## PROBLEM REQUIREMENTS
Copy out each entry below verbatim, skipping the images.

## DATA IN THIS EXERCISE
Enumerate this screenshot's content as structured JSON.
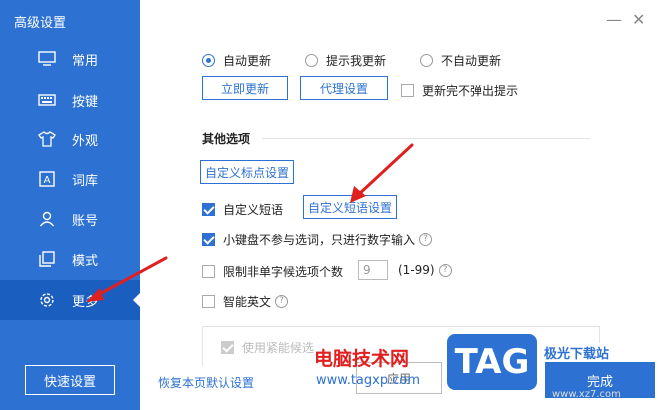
{
  "window": {
    "title": "高级设置",
    "minimize_glyph": "—",
    "close_glyph": "✕"
  },
  "sidebar": {
    "items": [
      {
        "label": "常用",
        "icon": "monitor-icon"
      },
      {
        "label": "按键",
        "icon": "keyboard-icon"
      },
      {
        "label": "外观",
        "icon": "shirt-icon"
      },
      {
        "label": "词库",
        "icon": "dictionary-icon"
      },
      {
        "label": "账号",
        "icon": "user-icon"
      },
      {
        "label": "模式",
        "icon": "mode-icon"
      },
      {
        "label": "更多",
        "icon": "gear-icon",
        "active": true
      }
    ],
    "quick_settings_label": "快速设置"
  },
  "update": {
    "options": [
      "自动更新",
      "提示我更新",
      "不自动更新"
    ],
    "selected": "自动更新",
    "update_now_label": "立即更新",
    "proxy_label": "代理设置",
    "no_popup_label": "更新完不弹出提示"
  },
  "other": {
    "title": "其他选项",
    "custom_punct_label": "自定义标点设置",
    "custom_phrase_label": "自定义短语",
    "custom_phrase_settings_label": "自定义短语设置",
    "keypad_label": "小键盘不参与选词，只进行数字输入",
    "limit_label": "限制非单字候选项个数",
    "limit_value": "9",
    "limit_range": "(1-99)",
    "smart_english_label": "智能英文",
    "help_glyph": "?",
    "faded_option_label": "使用紧能候选"
  },
  "footer": {
    "restore_label": "恢复本页默认设置",
    "apply_label": "应用",
    "done_label": "完成"
  },
  "watermark": {
    "site_name": "电脑技术网",
    "url": "www.tagxp.com",
    "logo": "TAG",
    "side_text": "极光下载站",
    "side_url": "www.xz7.com"
  },
  "colors": {
    "accent": "#2d72d2",
    "arrow": "#e02020"
  }
}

## FINISHED EXERCISE
Enumerate this screenshot's content as structured JSON.
{
  "window": {
    "title": "高级设置",
    "minimize_glyph": "—",
    "close_glyph": "✕"
  },
  "sidebar": {
    "items": [
      {
        "label": "常用",
        "icon": "monitor-icon"
      },
      {
        "label": "按键",
        "icon": "keyboard-icon"
      },
      {
        "label": "外观",
        "icon": "shirt-icon"
      },
      {
        "label": "词库",
        "icon": "dictionary-icon"
      },
      {
        "label": "账号",
        "icon": "user-icon"
      },
      {
        "label": "模式",
        "icon": "mode-icon"
      },
      {
        "label": "更多",
        "icon": "gear-icon",
        "active": true
      }
    ],
    "quick_settings_label": "快速设置"
  },
  "update": {
    "options": [
      "自动更新",
      "提示我更新",
      "不自动更新"
    ],
    "selected": "自动更新",
    "update_now_label": "立即更新",
    "proxy_label": "代理设置",
    "no_popup_label": "更新完不弹出提示"
  },
  "other": {
    "title": "其他选项",
    "custom_punct_label": "自定义标点设置",
    "custom_phrase_label": "自定义短语",
    "custom_phrase_settings_label": "自定义短语设置",
    "keypad_label": "小键盘不参与选词，只进行数字输入",
    "limit_label": "限制非单字候选项个数",
    "limit_value": "9",
    "limit_range": "(1-99)",
    "smart_english_label": "智能英文",
    "help_glyph": "?",
    "faded_option_label": "使用紧能候选"
  },
  "footer": {
    "restore_label": "恢复本页默认设置",
    "apply_label": "应用",
    "done_label": "完成"
  },
  "watermark": {
    "site_name": "电脑技术网",
    "url": "www.tagxp.com",
    "logo": "TAG",
    "side_text": "极光下载站",
    "side_url": "www.xz7.com"
  },
  "colors": {
    "accent": "#2d72d2",
    "arrow": "#e02020"
  }
}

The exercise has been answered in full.